The dollar rose against most of its major counterparts as Egyptian President Hosni Mubarak stepped down and handed power to the military, stoking demand for the safety of U.S. assets.
The greenback headed for a third weekly gain versus the euro as Mubarak bowed to the demands of protesters, who are likely to call for immediate elections. The euro remained lower against the dollar as the head of Germany's central bank resigned. U.S. consumer confidence rose this month, data showed.
“After the Egyptian announcement, the market quickly realized that there is a lot of uncertainty about who is going to take control, how these elections are going to progress and what the next government is going to look like, so you saw risk aversion quickly return,” said Blake Jespersen, director of foreign exchange in Toronto at Bank of Montreal. “The U.S. dollar is gaining modestly from this.”
The dollar appreciated 0.6 percent to $1.3522 per euro at 12:35 p.m. in New York, from $1.3603 yesterday, when it rallied 1 percent. The greenback has gained 0.4 percent this week against the common currency. The dollar advanced 0.4 percent to 83.54 yen.
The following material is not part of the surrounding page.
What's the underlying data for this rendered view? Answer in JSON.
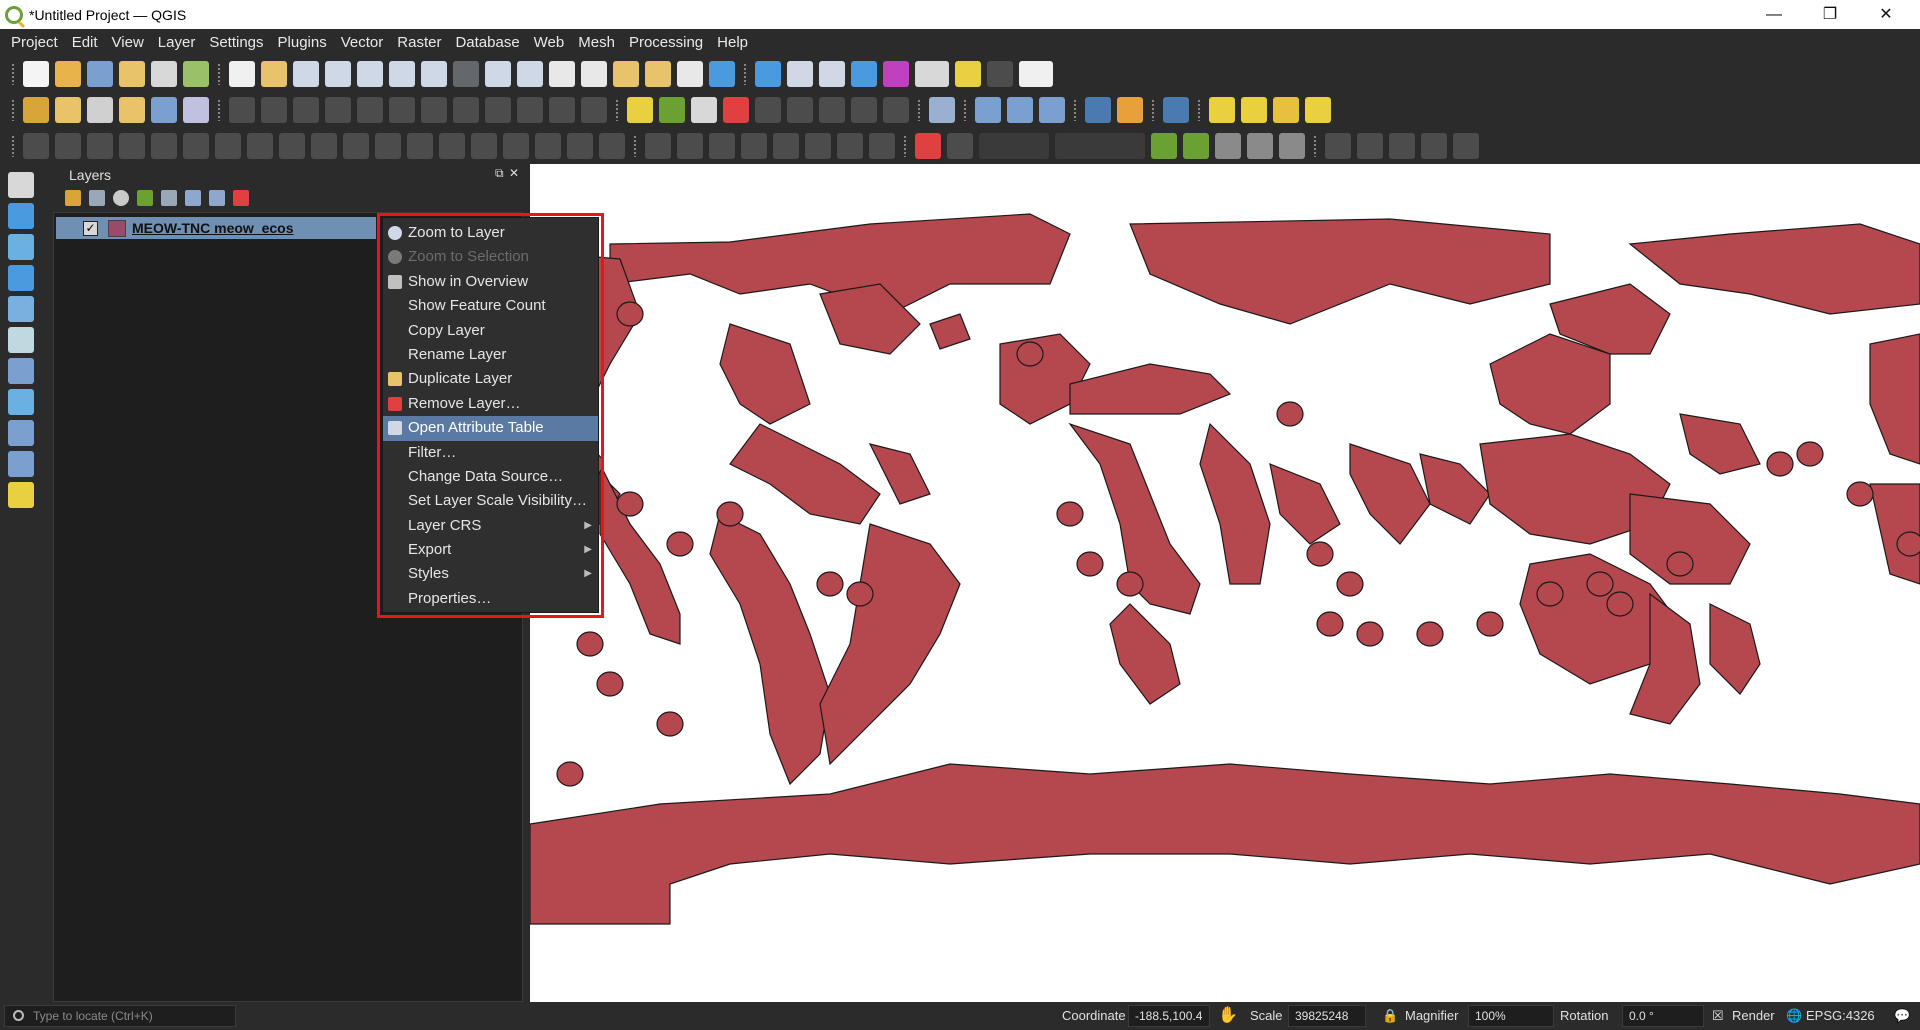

The euro declined 0.2 percent to 112.95 yen.
“Mubarak has decided to waive the office of the presidency,” said Vice President Omar Suleiman in a statement on state television today. “He has instructed the Supreme Council of the armed forces to take over the affairs of the country.”
Protests in Egypt, inspired by the revolt that ousted Tunisian President Zine El Abidine Ben Ali on Jan. 14, sparked concern that tension would spread in a region that holds more than 50 percent of the world's known oil reserves.
Canada's dollar rose against all of its 16 most-traded peers as the nation unexpectedly posted its first trade surplus in 10 months and the U.S. trade deficit widened 5.9 percent to $40.6 billion, in line with forecasts. The Canadian currency climbed 1.2 percent to C$1.3380 per euro.
The euro remained lower versus most major peers after a German government spokesman said Bundesbank President Axel Weber will leave office on April 30. A successor will be named over the next week, the spokesman said. The decision ends three days of speculation and takes Weber out of the race to succeed Jean- Claude Trichet as president of the European Central Bank when Trichet's term expires on Oct. 31.
Dollar Index Gains
IntercontinentalExchange Inc.'s Dollar Index, which tracks the greenback against the currencies of six major U.S. trading partners, climbed as much as 0.6 percent to 78.697, the highest level since Jan. 21. The gauge has risen 0.7 percent this week in what would be its first five-day rally since Jan. 7.
The dollar was poised for a 1.6 percent weekly gain versus the yen, its biggest since Jan. 7.
The Thomson Reuters/University of Michigan preliminary index of consumer sentiment rose to 75.1, the highest level since June, from 74.2 in January, in line with the median forecast of economists in a Bloomberg News survey.
The dollar strengthened beyond $1.35 per euro for the first time since Jan. 21, gaining 0.8 percent to touch $1.3497.
“The reason we're seeing a decent-sized move like this is because the outlook in the U.S. is better,” said Jens Nordvig, a managing director of currency research in New York at Nomura Holdings Inc. “We're really pricing in a Fed exit from zero interest rates in the next year.”
The Federal Reserve has kept its benchmark interest rate at zero to 0.25 percent since December 2008 to support economic growth. Analysts forecast the central bank will raise rates to 0.5 percent by year-end, according to a Bloomberg News survey.
The U.S. unemployment rate dropped to 9 percent and U.S. manufacturing and service industries grew last month, data from the Labor Department and the Institute for Supply Management showed last week.
Australia's currency slid below parity with the dollar after Reserve Bank Governor Glenn Stevens said policy makers judged it “sensible” to keep interest rates on hold.
Stevens said in parliamentary committee testimony that there was no urgency to boost borrowing costs in the first half of the year, leading traders to cut bets on the amount rates would be increased over the next 12 months. A Credit Suisse Group AG index based on swaps showed they expect 35 basis points in rate increases, down from 41 basis points yesterday.
Australia's currency fell 0.5 percent to 99.98 U.S. cents, from $1.0044. It dropped as much as 0.8 percent to 99.61 U.S. cents, the lowest level since Jan. 31.
Vietnam devalued the dong by about 7 percent, the most since at least 1993, risking faster inflation to curb the nation's trade deficit and narrow the gap between official and black-market exchange rates.
The currency slumped 6.3 percent to 20,800 per dollar, from 19,490 yesterday. The State Bank of Vietnam fixed the reference rate for the currency at 20,693 versus 18,932 yesterday, or 8.5 percent weaker. The trading band for the currency was narrowed to 1 percent on either side of the rate from 3 percent previously.